If I ask an attractive person out on a date, that is obviously not selfish. But if I get angry when they say no, that is selfish. If I start acting passive-aggressively, if I start talking behind their back, if I start cutting them down to make myself feel better, now I am being selfish. If I try to use a position of power to ask someone on a date, if I pretend I am interviewing them for a job when I really just want to date them, if I am being manipulative or deceitful, then yes, that is selfish.
But if you just ask…well my God. How else are you going to find out whether the other person wants you as much as you want them? Really, how are you going to find out….
Wait. Don’t answer that question.
Anyway, if you pursue the career of your dreams, if you negotiate for a raise, if you talk to your friends about what you’d really like to do when you all get together, you are helping everyone else out. Even if they don’t agree, your willingness to just clearly and honestly say what you really want gives everyone else permission to say what they really want–as long as you can accept that other people don’t want the same things you do.
Speaking of that, you know what I’ve noticed? The people who have the most difficulty hearing the word “no”, the people who get the most jealous of everyone else’s success, the people who are the most passive-aggressive, guess what? They are the same people who either don’t ever go after what they really want, or don’t say it out loud. They don’t want to appear selfish. But they are selfish, and you see it when they don’t get their way. Saying out loud what you really want is the opposite of selfish.
And if everyone says what they really want, and if everyone is willing to actually listen to everyone else, I often find that even when we disagree we can come up with a creative idea that’s actually better than anyone’s original idea. There is often no need to compromise. Of course sometimes it doesn’t work that way. But that doesn’t change the fact that I should never start with an attempt at compromise. When I start with compromise, I am trying to mind-read. No. Bad idea. Speak and listen instead.

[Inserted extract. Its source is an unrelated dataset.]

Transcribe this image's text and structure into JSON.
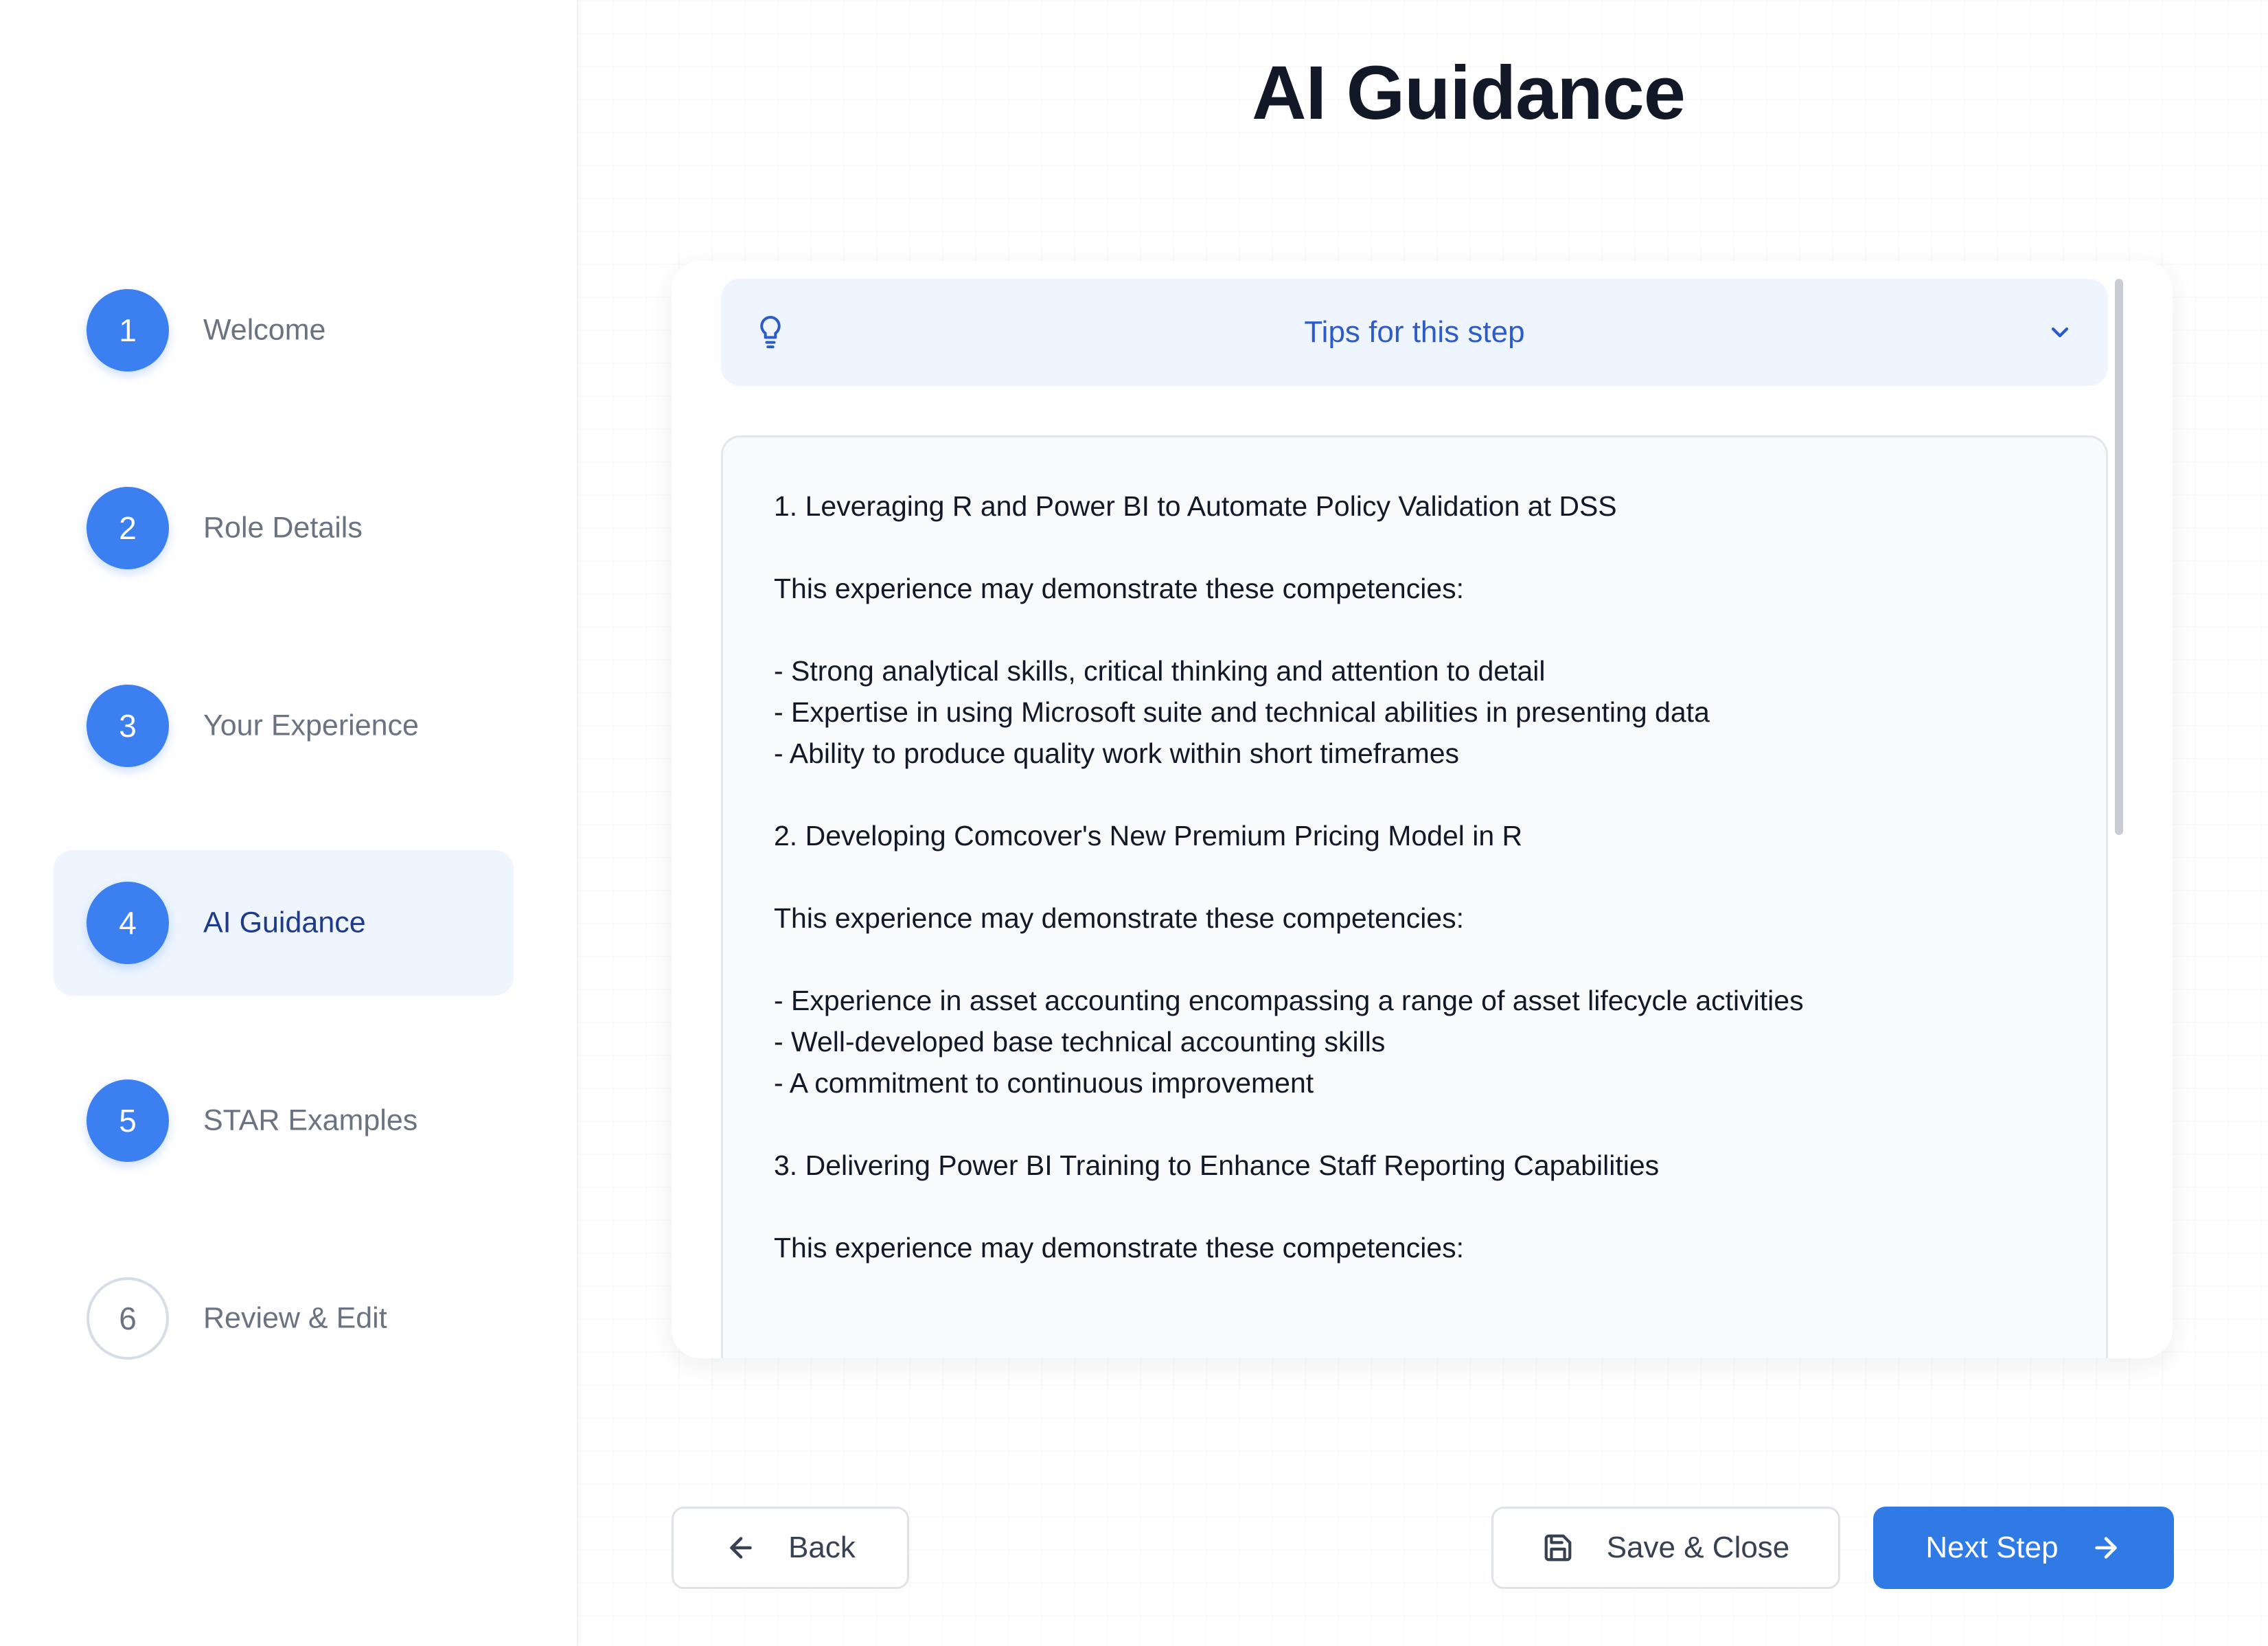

Go after what you really want and give other people the permission to do the same.